The reduction in latency is another great feature of fibre. Latency basically speaks to the time delay (usually measures in milliseconds) between information being sent and received.
Reducing latency means clearer video calls with no awkward pauses (remember old satellite interviews on the news?), as well as real-time data analytics and an all-around more efficient network that is less ‘buggy’.
However, the roll-out of fibre throughout the country is still ongoing, and FTTP is only availably to about 6 million premises at the time of writing. So, what are forward-thinking businesses to do? That’s where FTTC comes in…
Fibre to the Cabinet (FTTC)
Similar to FTTP, FTTC connections use a fibre connection between the main exchange and the green cabinet at the end of your lane, but then a copper connection between the cabinet and your site.
Speeds are a bit more limited than with FTTP, maxing out at 76Mbps, or even lower depending on the distance between your site and the closest green cabinet. But those speeds are still great for most use-cases, depending on the size of the business.

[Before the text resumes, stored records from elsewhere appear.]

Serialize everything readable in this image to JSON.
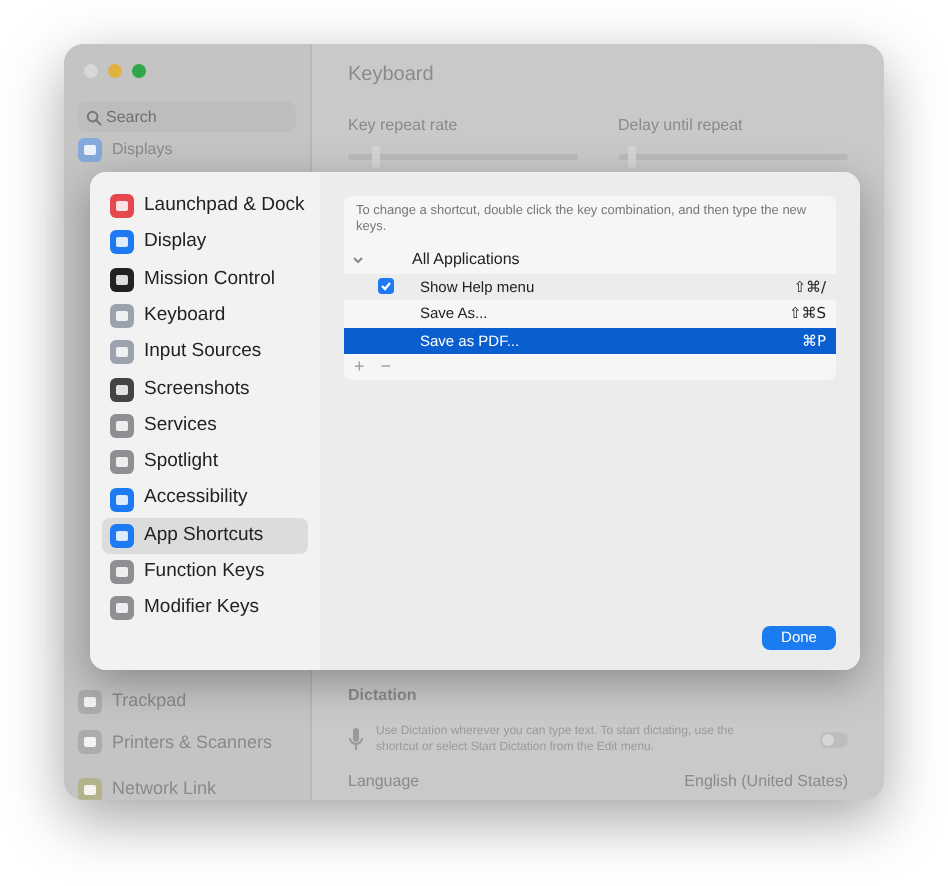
{
  "window": {
    "title": "Keyboard",
    "search": {
      "placeholder": "Search"
    },
    "sidebar_items": [
      {
        "label": "Displays",
        "color": "#86a9dc"
      },
      {
        "label": "Trackpad",
        "color": "#acacac"
      },
      {
        "label": "Printers & Scanners",
        "color": "#acacac"
      },
      {
        "label": "Network Link",
        "color": "#b3b38c"
      }
    ],
    "sliders": [
      {
        "label": "Key repeat rate",
        "level": 0.1
      },
      {
        "label": "Delay until repeat",
        "level": 0.04
      }
    ],
    "dictation": {
      "heading": "Dictation",
      "description": "Use Dictation wherever you can type text. To start dictating, use the shortcut or select Start Dictation from the Edit menu.",
      "on": false
    },
    "language": {
      "label": "Language",
      "value": "English (United States)"
    }
  },
  "sheet": {
    "sidebar": [
      {
        "label": "Launchpad & Dock",
        "selected": false,
        "color": "#e5484d"
      },
      {
        "label": "Display",
        "selected": false,
        "color": "#1d7af3"
      },
      {
        "label": "Mission Control",
        "selected": false,
        "color": "#222222"
      },
      {
        "label": "Keyboard",
        "selected": false,
        "color": "#9ca3af"
      },
      {
        "label": "Input Sources",
        "selected": false,
        "color": "#9ca3af"
      },
      {
        "label": "Screenshots",
        "selected": false,
        "color": "#444444"
      },
      {
        "label": "Services",
        "selected": false,
        "color": "#8e8e93"
      },
      {
        "label": "Spotlight",
        "selected": false,
        "color": "#8e8e93"
      },
      {
        "label": "Accessibility",
        "selected": false,
        "color": "#1d7af3"
      },
      {
        "label": "App Shortcuts",
        "selected": true,
        "color": "#1d7af3"
      },
      {
        "label": "Function Keys",
        "selected": false,
        "color": "#8e8e93"
      },
      {
        "label": "Modifier Keys",
        "selected": false,
        "color": "#8e8e93"
      }
    ],
    "description": "To change a shortcut, double click the key combination, and then type the new keys.",
    "group": {
      "label": "All Applications",
      "expanded": true,
      "children": [
        {
          "label": "Show Help menu",
          "shortcut": "⇧⌘/",
          "checkbox": true,
          "checked": true,
          "selected": false
        },
        {
          "label": "Save As...",
          "shortcut": "⇧⌘S",
          "checkbox": false,
          "selected": false
        },
        {
          "label": "Save as PDF...",
          "shortcut": "⌘P",
          "checkbox": false,
          "selected": true
        }
      ]
    },
    "add": "+",
    "remove": "−",
    "done": "Done"
  }
}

What’s more, the expected date to complete the fibre rollout across the UK seems to be slipping past the 2025 deadline, meaning some areas won’t enjoy a true Fibre experience for years to come.
Thankfully, other blends of copper and fibre technology, such as SoGEA, are helping areas towards the end of Openreach’s deployment schedule to take advantage of speeds that are more comparable to modern usage.
Looking at the silver lining here, the price of FTTC (and SoGEA) is significantly lower than FTTP, which makes it perfect for SMBs that need a reliable connection for e-commerce payments and the occasional video call.